++++ Records supplied ++++

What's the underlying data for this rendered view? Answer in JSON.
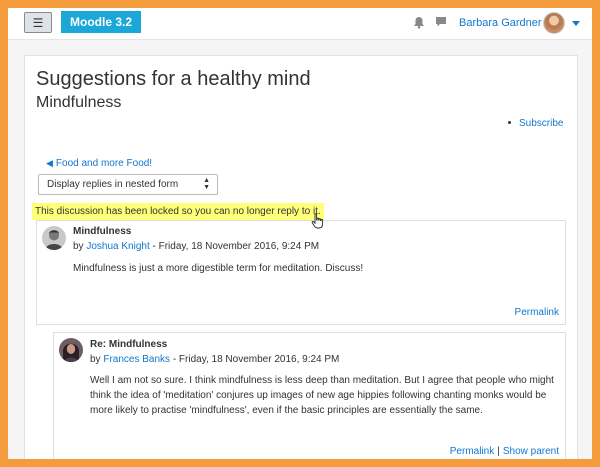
{
  "navbar": {
    "brand": "Moodle 3.2",
    "menu_icon": "hamburger-icon",
    "notifications_icon": "bell-icon",
    "messages_icon": "speech-bubble-icon",
    "user_name": "Barbara Gardner"
  },
  "page": {
    "title": "Suggestions for a healthy mind",
    "subtitle": "Mindfulness",
    "subscribe": "Subscribe",
    "back_link": "Food and more Food!",
    "display_mode": "Display replies in nested form",
    "locked_notice": "This discussion has been locked so you can no longer reply to it."
  },
  "posts": [
    {
      "subject": "Mindfulness",
      "by": "by ",
      "author": "Joshua Knight",
      "date": " - Friday, 18 November 2016, 9:24 PM",
      "message": "Mindfulness is just a more digestible term for meditation. Discuss!",
      "permalink": "Permalink"
    },
    {
      "subject": "Re: Mindfulness",
      "by": "by ",
      "author": "Frances Banks",
      "date": " - Friday, 18 November 2016, 9:24 PM",
      "message": "Well I am  not so sure. I think mindfulness is less deep than meditation. But I agree that people who might think the idea of 'meditation' conjures up images of new age hippies following chanting monks would be more likely to practise 'mindfulness', even if the basic principles are essentially the same.",
      "permalink": "Permalink",
      "separator": "|",
      "show_parent": "Show parent"
    }
  ],
  "colors": {
    "frame_border": "#f49b3b",
    "brand_bg": "#1ba7d8",
    "link": "#1177d1",
    "locked_highlight": "#ffff7a"
  }
}
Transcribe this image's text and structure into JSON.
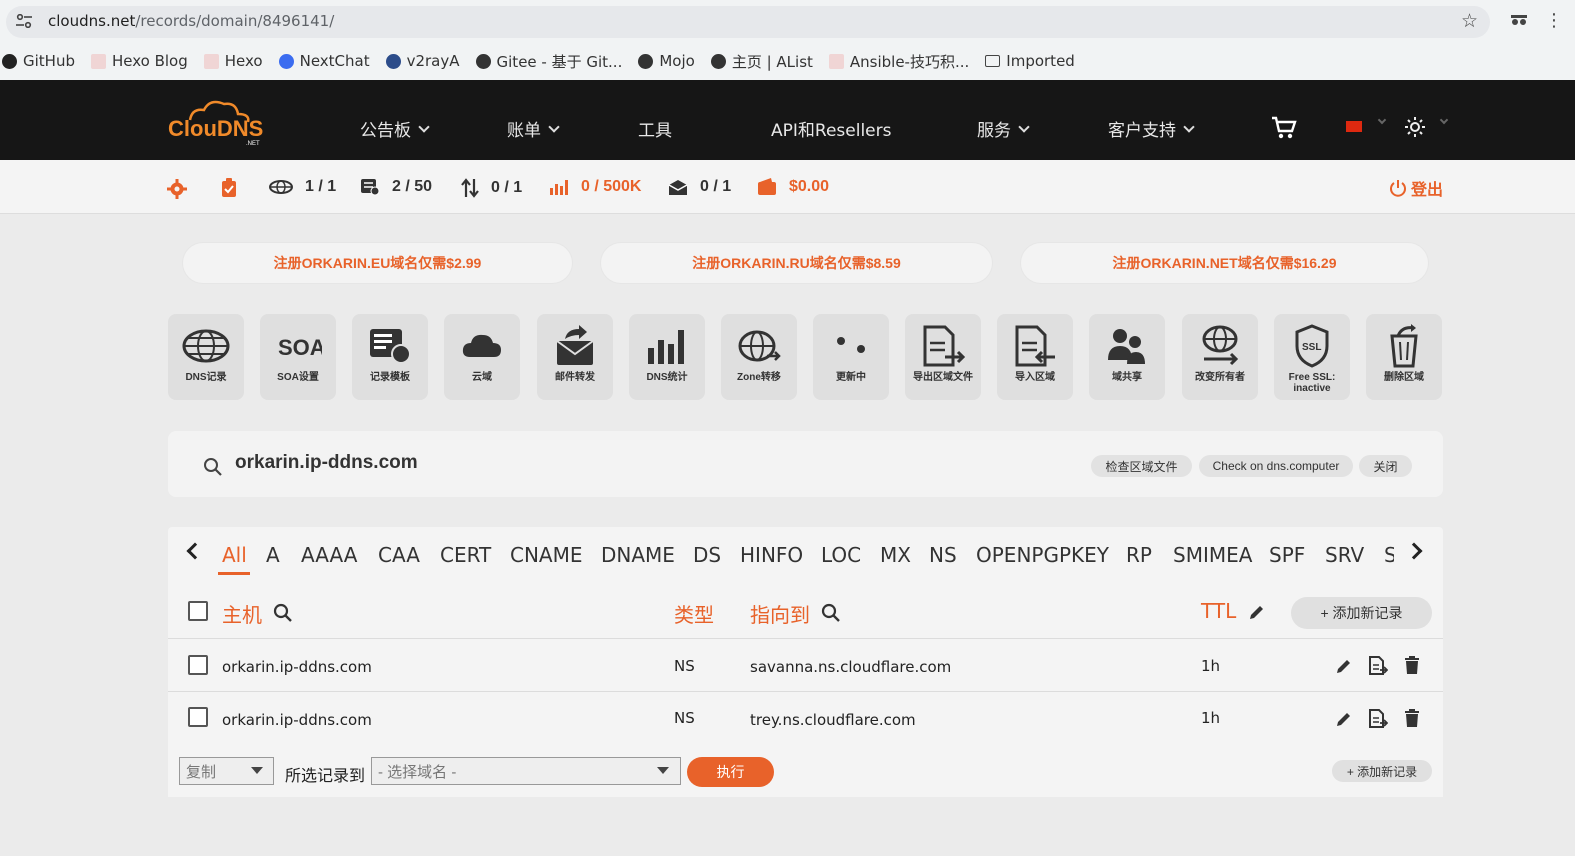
{
  "browser": {
    "url_host": "cloudns.net",
    "url_path": "/records/domain/8496141/",
    "bookmarks": [
      "GitHub",
      "Hexo Blog",
      "Hexo",
      "NextChat",
      "v2rayA",
      "Gitee - 基于 Git...",
      "Mojo",
      "主页 | AList",
      "Ansible-技巧积...",
      "Imported"
    ]
  },
  "nav": {
    "logo_text": "ClouDNS",
    "logo_sub": ".NET",
    "items": [
      "公告板",
      "账单",
      "工具",
      "API和Resellers",
      "服务",
      "客户支持"
    ]
  },
  "stats": {
    "zones": "1 / 1",
    "records": "2 / 50",
    "transfers": "0 / 1",
    "queries": "0 / 500K",
    "mail": "0 / 1",
    "balance": "$0.00",
    "logout": "登出"
  },
  "promos": [
    "注册ORKARIN.EU域名仅需$2.99",
    "注册ORKARIN.RU域名仅需$8.59",
    "注册ORKARIN.NET域名仅需$16.29"
  ],
  "tiles": [
    {
      "label": "DNS记录",
      "icon": "globe-icon"
    },
    {
      "label": "SOA设置",
      "icon": "soa-icon"
    },
    {
      "label": "记录模板",
      "icon": "template-icon"
    },
    {
      "label": "云域",
      "icon": "cloud-icon"
    },
    {
      "label": "邮件转发",
      "icon": "mail-forward-icon"
    },
    {
      "label": "DNS统计",
      "icon": "bar-chart-icon"
    },
    {
      "label": "Zone转移",
      "icon": "zone-transfer-icon"
    },
    {
      "label": "更新中",
      "icon": "updating-icon"
    },
    {
      "label": "导出区域文件",
      "icon": "export-icon"
    },
    {
      "label": "导入区域",
      "icon": "import-icon"
    },
    {
      "label": "域共享",
      "icon": "users-icon"
    },
    {
      "label": "改变所有者",
      "icon": "owner-change-icon"
    },
    {
      "label": "Free SSL:",
      "label2": "inactive",
      "icon": "ssl-shield-icon"
    },
    {
      "label": "删除区域",
      "icon": "trash-icon"
    }
  ],
  "zone": {
    "domain": "orkarin.ip-ddns.com",
    "btn_check": "检查区域文件",
    "btn_dnscomputer": "Check on dns.computer",
    "btn_close": "关闭"
  },
  "tabs": [
    "All",
    "A",
    "AAAA",
    "CAA",
    "CERT",
    "CNAME",
    "DNAME",
    "DS",
    "HINFO",
    "LOC",
    "MX",
    "NS",
    "OPENPGPKEY",
    "RP",
    "SMIMEA",
    "SPF",
    "SRV",
    "S"
  ],
  "table": {
    "col_host": "主机",
    "col_type": "类型",
    "col_points": "指向到",
    "col_ttl": "TTL",
    "add_record": "+ 添加新记录",
    "rows": [
      {
        "host": "orkarin.ip-ddns.com",
        "type": "NS",
        "points_to": "savanna.ns.cloudflare.com",
        "ttl": "1h"
      },
      {
        "host": "orkarin.ip-ddns.com",
        "type": "NS",
        "points_to": "trey.ns.cloudflare.com",
        "ttl": "1h"
      }
    ]
  },
  "footer": {
    "action_value": "复制",
    "selected_to": "所选记录到",
    "domain_placeholder": "- 选择域名 -",
    "execute": "执行",
    "add_record": "+ 添加新记录"
  },
  "colors": {
    "accent": "#e8622a",
    "nav_bg": "#161616"
  }
}
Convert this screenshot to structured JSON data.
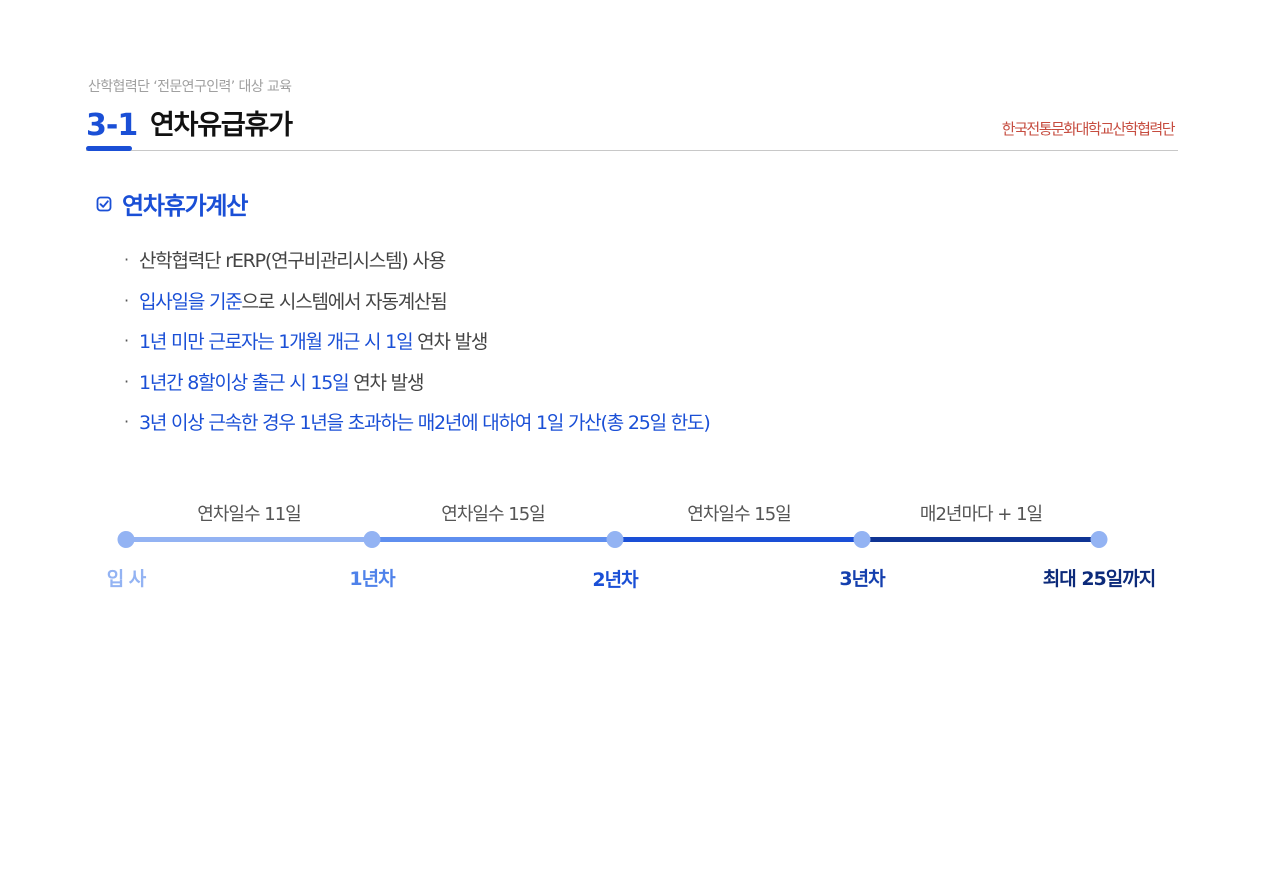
{
  "subtitle": "산학협력단 ‘전문연구인력’ 대상 교육",
  "section": {
    "number": "3-1",
    "title": "연차유급휴가"
  },
  "org_logo_text": "한국전통문화대학교산학협력단",
  "calc_section": {
    "heading": "연차휴가계산",
    "icon": "checkbox-checked-icon"
  },
  "bullets": [
    {
      "segments": [
        {
          "text": "산학협력단 rERP(연구비관리시스템) 사용",
          "color": "gray"
        }
      ]
    },
    {
      "segments": [
        {
          "text": "입사일을 기준",
          "color": "blue"
        },
        {
          "text": "으로 시스템에서 자동계산됨",
          "color": "gray"
        }
      ]
    },
    {
      "segments": [
        {
          "text": "1년 미만 근로자는 1개월 개근 시 1일",
          "color": "blue"
        },
        {
          "text": " 연차 발생",
          "color": "gray"
        }
      ]
    },
    {
      "segments": [
        {
          "text": "1년간 8할이상 출근 시 15일",
          "color": "blue"
        },
        {
          "text": " 연차 발생",
          "color": "gray"
        }
      ]
    },
    {
      "segments": [
        {
          "text": "3년 이상 근속한 경우 1년을 초과하는 매2년에 대하여 1일 가산(총 25일 한도)",
          "color": "blue"
        }
      ]
    }
  ],
  "timeline": {
    "milestones": [
      {
        "label": "입 사",
        "color": "#93b3f3"
      },
      {
        "label": "1년차",
        "color": "#4f82ea"
      },
      {
        "label": "2년차",
        "color": "#1a4fd6"
      },
      {
        "label": "3년차",
        "color": "#143fae"
      },
      {
        "label": "최대 25일까지",
        "color": "#0c2a7a"
      }
    ],
    "segments": [
      {
        "label": "연차일수 11일",
        "color": "#93b3f3"
      },
      {
        "label": "연차일수 15일",
        "color": "#5f8fef"
      },
      {
        "label": "연차일수 15일",
        "color": "#1a4fd6"
      },
      {
        "label": "매2년마다 + 1일",
        "color": "#0f3494"
      }
    ]
  },
  "colors": {
    "accent_blue": "#1a4fd6",
    "text_gray": "#444444",
    "logo_red": "#c0392b"
  }
}
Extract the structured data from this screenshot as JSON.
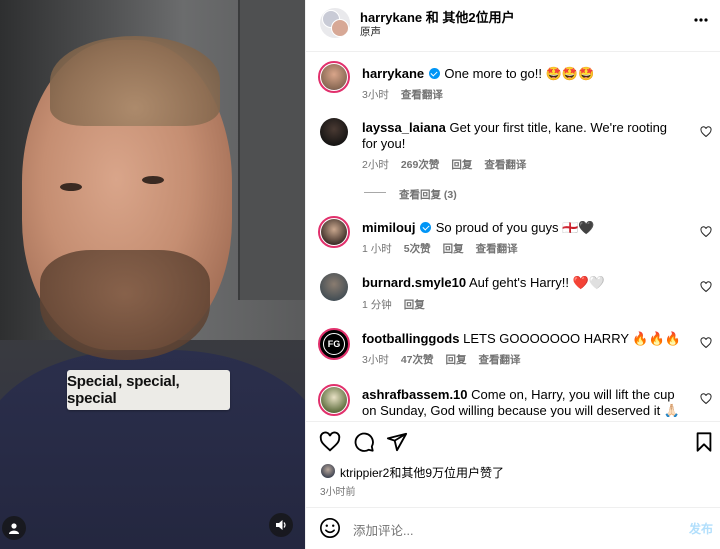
{
  "video": {
    "caption": "Special, special, special",
    "icons": {
      "profile": "person-icon",
      "sound": "speaker-icon"
    }
  },
  "header": {
    "title": "harrykane 和 其他2位用户",
    "subtitle": "原声",
    "more": "more-dots-icon"
  },
  "post": {
    "author": "harrykane",
    "text": "One more to go!! 🤩🤩🤩",
    "time": "3小时",
    "translate": "查看翻译"
  },
  "comments": [
    {
      "user": "layssa_laiana",
      "verified": false,
      "text": "Get your first title, kane. We're rooting for you!",
      "time": "2小时",
      "likes": "269次赞",
      "reply": "回复",
      "translate": "查看翻译",
      "replies_label": "查看回复 (3)"
    },
    {
      "user": "mimilouj",
      "verified": true,
      "text": "So proud of you guys 🏴󠁧󠁢󠁥󠁮󠁧󠁿🖤",
      "time": "1 小时",
      "likes": "5次赞",
      "reply": "回复",
      "translate": "查看翻译"
    },
    {
      "user": "burnard.smyle10",
      "verified": false,
      "text": "Auf geht's Harry!! ❤️🤍",
      "time": "1 分钟",
      "reply": "回复"
    },
    {
      "user": "footballinggods",
      "verified": false,
      "text": "LETS GOOOOOOO HARRY 🔥🔥🔥",
      "time": "3小时",
      "likes": "47次赞",
      "reply": "回复",
      "translate": "查看翻译"
    },
    {
      "user": "ashrafbassem.10",
      "verified": false,
      "text": "Come on, Harry, you will lift the cup on Sunday, God willing because you will deserved it 🙏🏻❤️🤍"
    }
  ],
  "likes": {
    "text": "ktrippier2和其他9万位用户赞了",
    "time": "3小时前"
  },
  "composer": {
    "placeholder": "添加评论...",
    "post_label": "发布"
  },
  "colors": {
    "accent": "#0095f6",
    "muted": "#737373",
    "post_disabled": "#b2dffc"
  }
}
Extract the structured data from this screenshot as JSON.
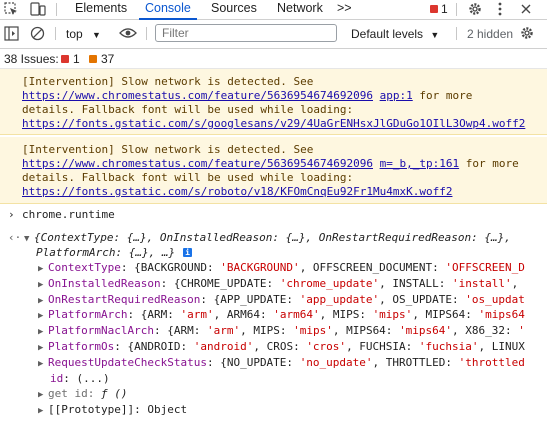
{
  "tabs": {
    "elements": "Elements",
    "console": "Console",
    "sources": "Sources",
    "network": "Network",
    "more": ">>",
    "error_count": "1"
  },
  "toolbar": {
    "context": "top",
    "filter_placeholder": "Filter",
    "levels": "Default levels",
    "hidden": "2 hidden"
  },
  "issues": {
    "label": "38 Issues:",
    "errors": "1",
    "warnings": "37"
  },
  "messages": [
    {
      "pre": "[Intervention] Slow network is detected. See ",
      "link": "https://www.chromestatus.com/feature/5636954674692096",
      "source": "app:1",
      "mid": " for more details. Fallback font will be used while loading: ",
      "font": "https://fonts.gstatic.com/s/googlesans/v29/4UaGrENHsxJlGDuGo1OIlL3Owp4.woff2"
    },
    {
      "pre": "[Intervention] Slow network is detected. See ",
      "link": "https://www.chromestatus.com/feature/5636954674692096",
      "source": "m=_b,_tp:161",
      "mid": " for more details. Fallback font will be used while loading: ",
      "font": "https://fonts.gstatic.com/s/roboto/v18/KFOmCnqEu92Fr1Mu4mxK.woff2"
    }
  ],
  "console": {
    "input": "chrome.runtime",
    "summary_line1": "{ContextType: {…}, OnInstalledReason: {…}, OnRestartRequiredReason: {…},",
    "summary_line2": "PlatformArch: {…}, …}",
    "props": [
      {
        "key": "ContextType",
        "text": "{BACKGROUND: 'BACKGROUND', OFFSCREEN_DOCUMENT: 'OFFSCREEN_D"
      },
      {
        "key": "OnInstalledReason",
        "text": "{CHROME_UPDATE: 'chrome_update', INSTALL: 'install', "
      },
      {
        "key": "OnRestartRequiredReason",
        "text": "{APP_UPDATE: 'app_update', OS_UPDATE: 'os_updat"
      },
      {
        "key": "PlatformArch",
        "text": "{ARM: 'arm', ARM64: 'arm64', MIPS: 'mips', MIPS64: 'mips64"
      },
      {
        "key": "PlatformNaclArch",
        "text": "{ARM: 'arm', MIPS: 'mips', MIPS64: 'mips64', X86_32: '"
      },
      {
        "key": "PlatformOs",
        "text": "{ANDROID: 'android', CROS: 'cros', FUCHSIA: 'fuchsia', LINUX"
      },
      {
        "key": "RequestUpdateCheckStatus",
        "text": "{NO_UPDATE: 'no_update', THROTTLED: 'throttled"
      }
    ],
    "id_line": "id: (...)",
    "getter": "get id: ƒ ()",
    "prototype": "[[Prototype]]: Object"
  }
}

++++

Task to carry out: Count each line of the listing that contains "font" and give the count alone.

Solution to this problem: 4